Would you please copy every line below that includes the string "this"?

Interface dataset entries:
"""

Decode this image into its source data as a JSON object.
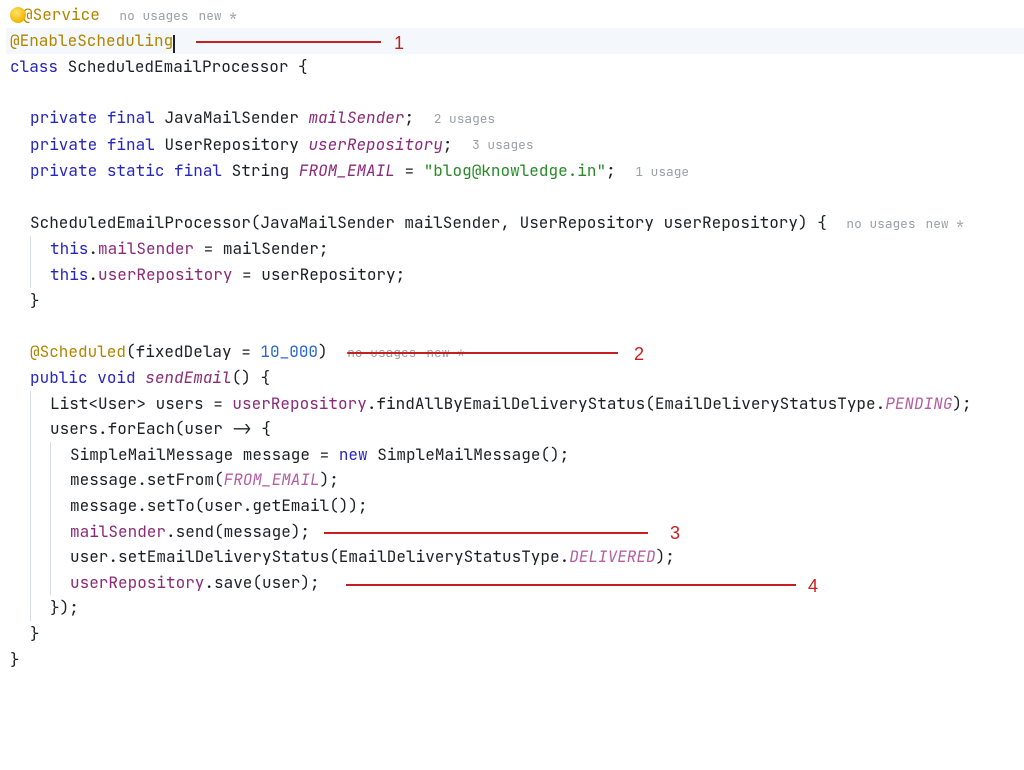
{
  "hints": {
    "noUsages": "no usages",
    "newStar": "new *",
    "u2": "2 usages",
    "u3": "3 usages",
    "u1": "1 usage"
  },
  "annotations": {
    "service": "@Service",
    "enableScheduling": "@EnableScheduling",
    "scheduled": "@Scheduled"
  },
  "arrowLabels": {
    "a1": "1",
    "a2": "2",
    "a3": "3",
    "a4": "4"
  },
  "t": {
    "class": "class",
    "className": "ScheduledEmailProcessor",
    "obr": " {",
    "cbr": "}",
    "semi": ";",
    "priv": "private",
    "final": "final",
    "static": "static",
    "String": "String",
    "void": "void",
    "public": "public",
    "new": "new",
    "JavaMailSender": "JavaMailSender",
    "UserRepository": "UserRepository",
    "mailSender": "mailSender",
    "userRepository": "userRepository",
    "FROM_EMAIL": "FROM_EMAIL",
    "fromEmailVal": "\"blog@knowledge.in\"",
    "ctorSig": "ScheduledEmailProcessor(JavaMailSender mailSender, UserRepository userRepository) {",
    "thisMail": "this",
    "dot": ".",
    "eq": " = ",
    "eqAssign": " = ",
    "mailSenderAssign": "mailSender = mailSender;",
    "userRepoAssign": "userRepository = userRepository;",
    "fixedDelay": "(fixedDelay = ",
    "tenK": "10_000",
    "sendEmail": "sendEmail",
    "line_list_a": "List<User> users = ",
    "line_list_b": ".findAllByEmailDeliveryStatus(EmailDeliveryStatusType.",
    "PENDING": "PENDING",
    "closeParenSemi": ");",
    "forEach": "users.forEach(user -> {",
    "SimpleMailMessage": "SimpleMailMessage",
    "msgVar": " message = ",
    "simpleCtor": " SimpleMailMessage();",
    "setFrom_a": "message.setFrom(",
    "setFrom_b": ");",
    "setTo": "message.setTo(user.getEmail());",
    "send_a": ".send(message);",
    "setStatus_a": "user.setEmailDeliveryStatus(EmailDeliveryStatusType.",
    "DELIVERED": "DELIVERED",
    "save_a": ".save(user);",
    "closeLambda": "});"
  }
}
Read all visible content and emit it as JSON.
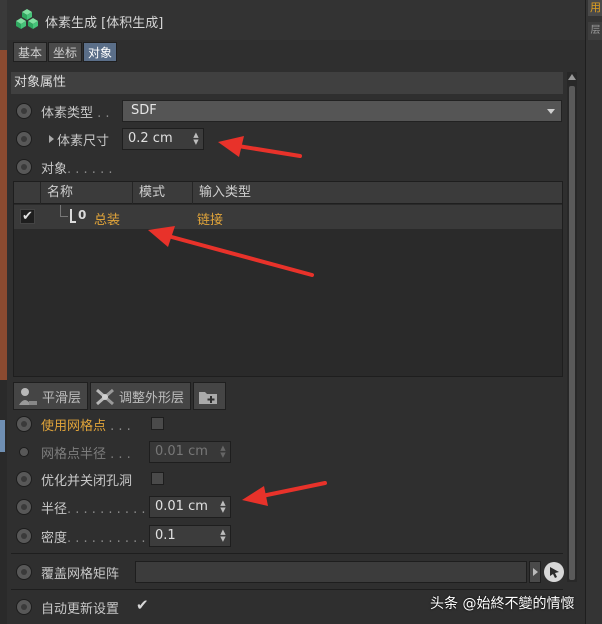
{
  "header": {
    "title": "体素生成 [体积生成]",
    "icon": "voxel-cube-icon"
  },
  "tabs": [
    {
      "label": "基本",
      "active": false
    },
    {
      "label": "坐标",
      "active": false
    },
    {
      "label": "对象",
      "active": true
    }
  ],
  "section_title": "对象属性",
  "props": {
    "voxel_type": {
      "label": "体素类型",
      "dots": " . .",
      "value": "SDF"
    },
    "voxel_size": {
      "label": "体素尺寸",
      "value": "0.2 cm"
    },
    "objects": {
      "label": "对象",
      "dots": ". . . . . ."
    }
  },
  "list": {
    "columns": [
      "名称",
      "模式",
      "输入类型"
    ],
    "rows": [
      {
        "checked": "✔",
        "icon": "null-object-icon",
        "icon_text": "0",
        "name": "总装",
        "input_type": "链接"
      }
    ]
  },
  "layers": [
    {
      "label": "平滑层",
      "icon": "smooth-layer-icon"
    },
    {
      "label": "调整外形层",
      "icon": "reshape-layer-icon"
    },
    {
      "label": "",
      "icon": "add-folder-icon"
    }
  ],
  "options": {
    "use_grid_points": {
      "label": "使用网格点",
      "dots": " . . ."
    },
    "grid_radius": {
      "label": "网格点半径",
      "dots": " . . .",
      "value": "0.01 cm"
    },
    "optimize_close_holes": {
      "label": "优化并关闭孔洞"
    },
    "radius": {
      "label": "半径",
      "dots": ". . . . . . . . . .",
      "value": "0.01 cm"
    },
    "density": {
      "label": "密度",
      "dots": ". . . . . . . . . .",
      "value": "0.1"
    },
    "override_matrix": {
      "label": "覆盖网格矩阵"
    },
    "auto_update": {
      "label": "自动更新设置",
      "checked": "✔"
    }
  },
  "right_strip": {
    "tab1": "用",
    "tab2": "层"
  },
  "watermark": "头条 @始終不變的情懷",
  "colors": {
    "accent_orange": "#e0a43a",
    "active_tab": "#5a6e88",
    "arrow_red": "#e8322a"
  }
}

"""

▸ Written answer
Decode this image into its source data as a JSON object.
    "thisMail": "this",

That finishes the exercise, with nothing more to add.